Today the European Commission revealed the results of their Anti-Trust investigation in Google and in particular, their shopping comparison service.
As a result of this investigation, the regulator found Google to be guilty and hit them with a massive €2.42 billion fine, which is around £212 billion or $2.72 billion.
On top of this, the EU gave Google a 90-day ultimatum to stop promoting its shopping service in their search results.
If they fail to do this, they will face penalty payments of up to 5% of the average daily turnover of Alphabet, Google’s parent company.
Commissioner Margrethe Vestager, in charge of competition policy, said the following about it:

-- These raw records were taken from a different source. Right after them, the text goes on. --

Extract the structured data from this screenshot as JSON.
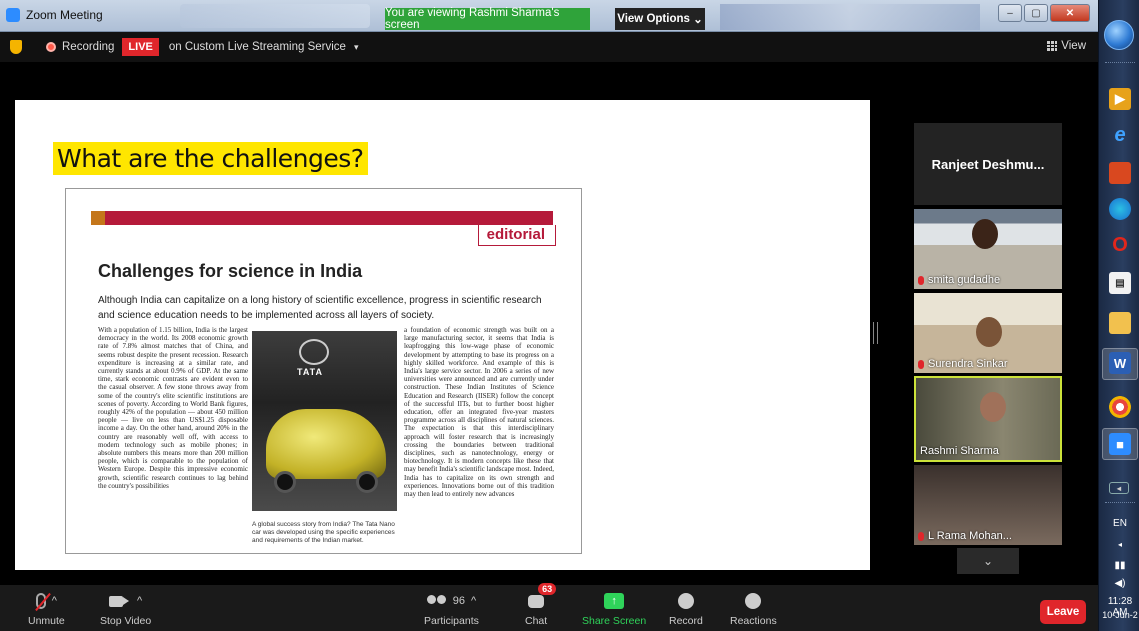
{
  "window": {
    "title": "Zoom Meeting",
    "viewing_banner": "You are viewing Rashmi Sharma's screen",
    "view_options": "View Options",
    "view_options_caret": "⌄",
    "min": "–",
    "max": "▢",
    "close": "✕"
  },
  "topbar": {
    "recording": "Recording",
    "live": "LIVE",
    "stream": "on Custom Live Streaming Service",
    "stream_caret": "▾",
    "view": "View"
  },
  "slide": {
    "title": "What are the challenges?",
    "editorial": "editorial",
    "headline": "Challenges for science in India",
    "dek": "Although India can capitalize on a long history of scientific excellence, progress in scientific research and science education needs to be implemented across all layers of society.",
    "col_left": "With a population of 1.15 billion, India is the largest democracy in the world. Its 2008 economic growth rate of 7.8% almost matches that of China, and seems robust despite the present recession. Research expenditure is increasing at a similar rate, and currently stands at about 0.9% of GDP. At the same time, stark economic contrasts are evident even to the casual observer. A few stone throws away from some of the country's elite scientific institutions are scenes of poverty. According to World Bank figures, roughly 42% of the population — about 450 million people — live on less than US$1.25 disposable income a day. On the other hand, around 20% in the country are reasonably well off, with access to modern technology such as mobile phones; in absolute numbers this means more than 200 million people, which is comparable to the population of Western Europe. Despite this impressive economic growth, scientific research continues to lag behind the country's possibilities",
    "col_right": "a foundation of economic strength was built on a large manufacturing sector, it seems that India is leapfrogging this low-wage phase of economic development by attempting to base its progress on a highly skilled workforce. And example of this is India's large service sector. In 2006 a series of new universities were announced and are currently under construction. These Indian Institutes of Science Education and Research (IISER) follow the concept of the successful IITs, but to further boost higher education, offer an integrated five-year masters programme across all disciplines of natural sciences. The expectation is that this interdisciplinary approach will foster research that is increasingly crossing the boundaries between traditional disciplines, such as nanotechnology, energy or biotechnology. It is modern concepts like these that may benefit India's scientific landscape most. Indeed, India has to capitalize on its own strength and experiences. Innovations borne out of this tradition may then lead to entirely new advances",
    "photo_brand": "TATA",
    "caption": "A global success story from India? The Tata Nano car was developed using the specific experiences and requirements of the Indian market."
  },
  "participants": [
    {
      "name": "Ranjeet  Deshmu..."
    },
    {
      "name": "smita gudadhe"
    },
    {
      "name": "Surendra Sinkar"
    },
    {
      "name": "Rashmi Sharma"
    },
    {
      "name": "L Rama Mohan..."
    }
  ],
  "gallery_more": "⌄",
  "toolbar": {
    "unmute": "Unmute",
    "stop_video": "Stop Video",
    "participants": "Participants",
    "participants_count": "96",
    "chat": "Chat",
    "chat_badge": "63",
    "share_screen": "Share Screen",
    "share_arrow": "↑",
    "record": "Record",
    "reactions": "Reactions",
    "leave": "Leave",
    "caret": "^"
  },
  "taskbar": {
    "lang": "EN",
    "time": "11:28 AM",
    "date": "10-Jun-2"
  },
  "colors": {
    "live": "#e0262b",
    "banner": "#2fa33a",
    "highlight": "#ffe600",
    "editorial": "#b51a3a",
    "active_speaker": "#cde33a"
  }
}
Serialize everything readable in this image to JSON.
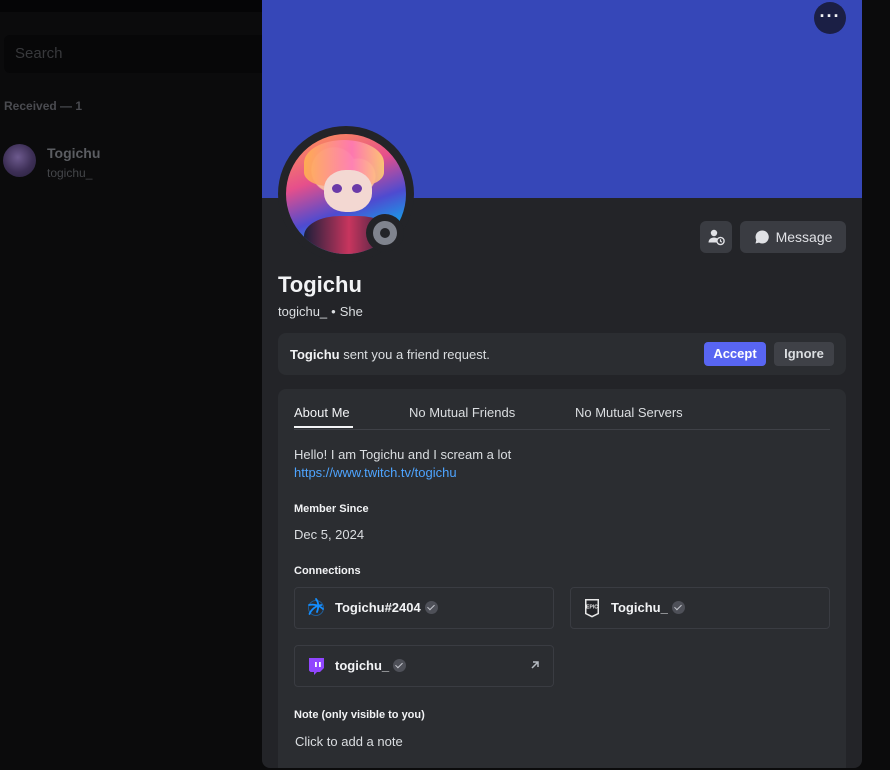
{
  "background": {
    "search_placeholder": "Search",
    "received_header": "Received — 1",
    "friend": {
      "name": "Togichu",
      "username": "togichu_"
    }
  },
  "profile": {
    "more_icon": "more-horizontal-icon",
    "display_name": "Togichu",
    "username": "togichu_",
    "separator": "•",
    "pronouns": "She",
    "status": "offline",
    "banner_color": "#3647b8",
    "message_button": "Message",
    "add_friend_icon": "add-friend-pending-icon"
  },
  "friend_request": {
    "sender": "Togichu",
    "text": "sent you a friend request.",
    "accept": "Accept",
    "ignore": "Ignore"
  },
  "tabs": [
    {
      "label": "About Me",
      "active": true
    },
    {
      "label": "No Mutual Friends",
      "active": false
    },
    {
      "label": "No Mutual Servers",
      "active": false
    }
  ],
  "about": {
    "bio": "Hello! I am Togichu and I scream a lot",
    "link": "https://www.twitch.tv/togichu"
  },
  "member_since": {
    "label": "Member Since",
    "date": "Dec 5, 2024"
  },
  "connections": {
    "label": "Connections",
    "items": [
      {
        "platform": "battle.net",
        "icon": "battlenet-icon",
        "name": "Togichu#2404",
        "verified": true
      },
      {
        "platform": "epic-games",
        "icon": "epic-games-icon",
        "name": "Togichu_",
        "verified": true
      },
      {
        "platform": "twitch",
        "icon": "twitch-icon",
        "name": "togichu_",
        "verified": true,
        "external": true
      }
    ]
  },
  "note": {
    "label": "Note (only visible to you)",
    "placeholder": "Click to add a note"
  },
  "colors": {
    "accent": "#5865f2",
    "link": "#4ea4ff",
    "twitch": "#9146ff",
    "battlenet": "#148eff"
  }
}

“Google has come up with many innovative products and services that have made a difference to our lives. That’s a good thing. But Google’s strategy for its comparison shopping service wasn’t just about attracting customers by making its product better than those of its rivals. Instead, Google abused its market dominance as a search engine by promoting its own comparison shopping service in its search results, and demoting those of competitors.
What Google has done is illegal under EU antitrust rules. It denied other companies the chance to compete on the merits and to innovate. And most importantly, it denied European consumers a genuine choice of services and the full benefits of innovation.”
Google also provided the following statement about the fine:
“We believe the European Commission’s online shopping decision underestimates the value of those kinds of fast and easy connections. While some comparison shopping sites naturally want Google to show them more prominently, our data show that people usually prefer links that take them directly to the products they want, not to websites where they have to repeat their searches.
We think our current shopping results are useful and are a much-improved version of the text-only ads we showed a decade ago. Showing ads that include pictures, ratings, and prices benefits us, our advertisers, and most of all, our users. And we show them only when your feedback tells us they are relevant. Thousands of European merchants use these ads to compete with larger companies like Amazon and eBay.”
This is certainly interesting news, however, we don’t yet know if Google will be compliant with the EU or if they will appeal the verdict, although it is probably likely that they will at least attempt an appeal.
We will keep you updated as this story evolves, in the meantime, you can find out more about it at the source links below.